According to the BPD, the Police District including South Boston reported the highest number and percentage of hate and miscellaneous crimes for 2006 with 43 incidents—roughly 20%—followed by Central/Beacon Hill and Dorchester, both with 27 incidents, and the South End/Back Bay District with 26 incidents.  Mattapan experienced the largest decrease in incidents with 6 in 2006, down from 18 in 2005.  Allston/Brighton and Hyde Park also experienced 9 fewer hate crimes in 2006 than in 2005. 

Reported Incidents of Domestic Violence
  • Incidents of Domestic Violence
Strong Community Organizations
  • Neighborhood Watch and Support Organizations
Indicators Measures How Are We Doing?
Juvenile Crime Rates
  • Youth Crime, Ages 14 to 24
  • Youth Crime by Type, Ages 16 and Under
  • Percent of Youth Who Have Carried a Weapon

Overall youth crime declined from a high of 9,457 incidents in 2006 to 7,101 incidents in 2009, according to the more recently available data from the Boston Police Department.  This decline was largely due to a decrease in Part 2, or quality of life, crimes committed by youth in Boston as the total number of violent and property crimes committed by those under 24 remained at about 3,000 incidents.  The decline was also driven by a falling number of incidents involving very young youth under the age of 16.

Additionally, the percent of teens in Boston who reported carrying a gun within the previous month continued to fall to just 3.3% in 2011 compared to 10% of teens in 1993.  The racial/ethnic gap has all but closed when it comes to carrying weapons: 3.9% of African Americans, 3.5% of white and 2.8% of Latinos reported carrying a gun in 2011 compared to 15.3%, 4.7% and 9.6%, respectively, in 1993.

Rates of Delinquency at School
  • Annual Expulsion Rates by School
  • Annual Truancy Rates by School
  • Annual Dropout Rates by School

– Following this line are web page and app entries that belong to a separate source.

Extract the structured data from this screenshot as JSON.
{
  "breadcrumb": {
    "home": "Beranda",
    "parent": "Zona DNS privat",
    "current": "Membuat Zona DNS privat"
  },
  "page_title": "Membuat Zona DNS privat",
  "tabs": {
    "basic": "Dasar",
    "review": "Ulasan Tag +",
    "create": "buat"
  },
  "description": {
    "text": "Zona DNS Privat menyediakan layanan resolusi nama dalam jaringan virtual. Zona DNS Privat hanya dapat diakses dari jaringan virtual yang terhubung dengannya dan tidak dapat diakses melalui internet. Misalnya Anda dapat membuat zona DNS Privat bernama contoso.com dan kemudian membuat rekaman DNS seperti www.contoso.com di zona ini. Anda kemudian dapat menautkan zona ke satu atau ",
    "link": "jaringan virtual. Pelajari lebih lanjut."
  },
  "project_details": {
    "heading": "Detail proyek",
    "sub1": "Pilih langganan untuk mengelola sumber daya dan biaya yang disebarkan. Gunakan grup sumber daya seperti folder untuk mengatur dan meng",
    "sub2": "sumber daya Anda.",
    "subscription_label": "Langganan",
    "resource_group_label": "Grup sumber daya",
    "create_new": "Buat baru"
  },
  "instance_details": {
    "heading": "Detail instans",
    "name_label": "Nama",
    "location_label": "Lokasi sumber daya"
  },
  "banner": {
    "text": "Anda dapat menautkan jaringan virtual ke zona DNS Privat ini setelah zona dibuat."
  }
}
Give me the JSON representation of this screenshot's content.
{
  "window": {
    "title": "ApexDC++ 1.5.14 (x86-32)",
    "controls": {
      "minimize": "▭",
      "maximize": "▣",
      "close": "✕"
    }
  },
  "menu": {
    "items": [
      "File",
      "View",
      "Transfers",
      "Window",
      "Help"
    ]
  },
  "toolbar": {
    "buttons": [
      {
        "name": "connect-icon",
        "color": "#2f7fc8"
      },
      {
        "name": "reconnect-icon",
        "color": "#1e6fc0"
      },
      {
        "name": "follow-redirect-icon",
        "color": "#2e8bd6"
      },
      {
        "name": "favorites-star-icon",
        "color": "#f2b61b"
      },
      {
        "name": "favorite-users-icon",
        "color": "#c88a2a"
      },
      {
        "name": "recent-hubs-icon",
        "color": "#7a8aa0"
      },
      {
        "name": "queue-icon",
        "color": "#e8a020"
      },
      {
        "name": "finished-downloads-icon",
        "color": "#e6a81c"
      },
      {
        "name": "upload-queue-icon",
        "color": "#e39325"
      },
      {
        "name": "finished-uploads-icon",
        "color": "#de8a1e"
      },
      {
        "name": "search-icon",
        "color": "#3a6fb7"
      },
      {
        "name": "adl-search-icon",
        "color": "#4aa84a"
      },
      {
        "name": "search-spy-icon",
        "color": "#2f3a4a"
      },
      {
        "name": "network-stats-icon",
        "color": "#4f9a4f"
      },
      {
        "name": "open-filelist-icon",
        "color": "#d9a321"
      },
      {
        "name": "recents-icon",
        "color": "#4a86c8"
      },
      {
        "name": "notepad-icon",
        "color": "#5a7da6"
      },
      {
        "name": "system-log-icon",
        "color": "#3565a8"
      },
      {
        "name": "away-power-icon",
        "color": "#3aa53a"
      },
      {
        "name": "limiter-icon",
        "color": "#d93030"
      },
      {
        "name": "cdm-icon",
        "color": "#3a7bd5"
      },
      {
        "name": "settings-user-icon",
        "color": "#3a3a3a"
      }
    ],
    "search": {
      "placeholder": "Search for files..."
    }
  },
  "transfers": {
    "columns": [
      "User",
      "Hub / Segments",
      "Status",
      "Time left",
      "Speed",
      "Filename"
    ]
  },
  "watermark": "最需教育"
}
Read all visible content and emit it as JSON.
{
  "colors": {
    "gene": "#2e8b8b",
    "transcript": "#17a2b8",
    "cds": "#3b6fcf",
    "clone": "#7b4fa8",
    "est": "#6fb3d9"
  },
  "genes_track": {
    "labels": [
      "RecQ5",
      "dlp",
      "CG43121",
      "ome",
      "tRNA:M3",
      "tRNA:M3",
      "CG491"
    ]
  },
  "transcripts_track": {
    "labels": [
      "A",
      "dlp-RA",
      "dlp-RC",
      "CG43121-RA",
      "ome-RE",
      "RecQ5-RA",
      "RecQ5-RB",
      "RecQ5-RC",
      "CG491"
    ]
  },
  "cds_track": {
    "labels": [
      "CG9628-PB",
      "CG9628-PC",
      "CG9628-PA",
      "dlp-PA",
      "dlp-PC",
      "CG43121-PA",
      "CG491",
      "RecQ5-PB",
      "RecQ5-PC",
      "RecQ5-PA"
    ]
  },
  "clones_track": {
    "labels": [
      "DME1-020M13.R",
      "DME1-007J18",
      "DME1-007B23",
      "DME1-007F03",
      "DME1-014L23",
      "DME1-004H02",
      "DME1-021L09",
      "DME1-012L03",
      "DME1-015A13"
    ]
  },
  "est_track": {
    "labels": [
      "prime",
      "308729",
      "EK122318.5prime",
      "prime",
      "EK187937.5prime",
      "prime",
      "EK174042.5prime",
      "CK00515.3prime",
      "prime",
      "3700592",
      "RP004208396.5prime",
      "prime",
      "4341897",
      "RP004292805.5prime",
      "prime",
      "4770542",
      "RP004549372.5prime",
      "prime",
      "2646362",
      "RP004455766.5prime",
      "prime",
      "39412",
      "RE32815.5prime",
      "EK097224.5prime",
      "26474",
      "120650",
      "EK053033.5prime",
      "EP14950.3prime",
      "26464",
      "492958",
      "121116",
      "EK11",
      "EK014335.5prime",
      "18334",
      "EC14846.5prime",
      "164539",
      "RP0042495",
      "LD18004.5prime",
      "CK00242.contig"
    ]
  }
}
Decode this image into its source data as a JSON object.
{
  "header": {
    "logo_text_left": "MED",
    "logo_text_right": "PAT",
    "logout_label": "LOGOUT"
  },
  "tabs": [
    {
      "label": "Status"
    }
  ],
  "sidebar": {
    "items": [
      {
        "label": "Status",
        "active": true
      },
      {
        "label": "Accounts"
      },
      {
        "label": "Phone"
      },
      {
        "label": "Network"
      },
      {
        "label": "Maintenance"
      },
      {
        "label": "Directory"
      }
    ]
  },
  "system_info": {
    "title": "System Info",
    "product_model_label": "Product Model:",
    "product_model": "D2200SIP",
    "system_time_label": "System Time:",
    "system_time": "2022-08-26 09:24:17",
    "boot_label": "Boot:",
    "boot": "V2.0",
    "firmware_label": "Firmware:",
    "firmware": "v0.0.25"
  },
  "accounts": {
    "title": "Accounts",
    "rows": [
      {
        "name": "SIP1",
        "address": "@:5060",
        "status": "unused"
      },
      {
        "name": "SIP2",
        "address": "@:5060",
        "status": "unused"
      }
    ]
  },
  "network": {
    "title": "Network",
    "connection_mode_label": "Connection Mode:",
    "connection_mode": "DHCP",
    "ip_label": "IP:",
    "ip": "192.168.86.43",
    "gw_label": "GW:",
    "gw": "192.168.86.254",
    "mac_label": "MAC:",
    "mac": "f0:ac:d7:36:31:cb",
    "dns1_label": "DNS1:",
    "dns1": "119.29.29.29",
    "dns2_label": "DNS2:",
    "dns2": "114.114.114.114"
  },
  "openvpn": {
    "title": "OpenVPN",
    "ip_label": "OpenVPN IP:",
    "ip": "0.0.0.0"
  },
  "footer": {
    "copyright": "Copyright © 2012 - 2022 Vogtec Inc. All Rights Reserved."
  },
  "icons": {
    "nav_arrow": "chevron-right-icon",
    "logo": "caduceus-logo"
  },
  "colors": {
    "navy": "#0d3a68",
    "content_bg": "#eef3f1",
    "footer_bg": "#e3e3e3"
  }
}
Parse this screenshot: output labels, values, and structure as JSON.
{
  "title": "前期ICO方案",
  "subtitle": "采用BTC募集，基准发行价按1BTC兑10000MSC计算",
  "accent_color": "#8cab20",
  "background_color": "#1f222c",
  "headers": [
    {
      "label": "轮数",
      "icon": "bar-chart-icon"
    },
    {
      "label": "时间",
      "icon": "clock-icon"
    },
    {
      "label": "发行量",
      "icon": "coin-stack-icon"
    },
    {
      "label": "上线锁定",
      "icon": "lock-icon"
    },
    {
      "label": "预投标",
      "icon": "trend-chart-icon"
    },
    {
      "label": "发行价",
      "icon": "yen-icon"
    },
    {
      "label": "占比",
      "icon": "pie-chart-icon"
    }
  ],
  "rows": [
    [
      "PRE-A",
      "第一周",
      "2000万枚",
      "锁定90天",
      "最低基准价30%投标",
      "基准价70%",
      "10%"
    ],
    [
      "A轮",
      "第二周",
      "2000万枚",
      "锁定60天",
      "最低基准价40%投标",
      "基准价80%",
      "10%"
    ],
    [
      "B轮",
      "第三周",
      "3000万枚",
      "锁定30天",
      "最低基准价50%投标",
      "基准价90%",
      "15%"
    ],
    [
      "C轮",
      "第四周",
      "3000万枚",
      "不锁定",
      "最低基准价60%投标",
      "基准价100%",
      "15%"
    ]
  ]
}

Suspensions: The BPS district-wide suspension rate has remained around 6% for the last few academic years, but is down from near 9% in 2007.  However, a number of schools had a suspension rate near 18% or higher in 2011 including a number of BPS high schools and charter schools.

Truancy: the BPS district average truancy rate has remained at about 1%.  However, 6 schools in Boston--including 5 charter schools--had an annual truancy rate greater than 4% in 2011.

Dropouts: Annual dropout rates in BPS dropped 6.4% in 2011, the lowest rate on record.  However, at as many as 28 schools (both district and charter schools) the annual dropout rate was greater than 15%.

Out-of-School Time Recreation Opportunities
  • Out-of-School Time Recreation Opportunities

According to BostoNavigator, there are more tan 120 facilities across the city of Boston providing hundreds of different programming options for out of school time activity and learning.  The Boston Center for Youth and Families also runs 34 different sites across the city, including pools that are open seasonally.  Together, City and private out-of-school facilities provide programming in the arts, sports, college prep, technology and media literacy, jobs an career exploration among many other options.  

Indicators Measures How Are We Doing?
Trends in Funding for the Boston Police Department
  • Funding for Boston Police Department
Massachusetts Funding for Safety & Criminal Justice
  • Massachusetts Funding for Law Enforcement
  • Massachusetts Funding for Prisons, Probation & Parole
Funding for the Department of Children, Youth & Families
  • Funding for the Massachusetts Department of Children, Youth & Families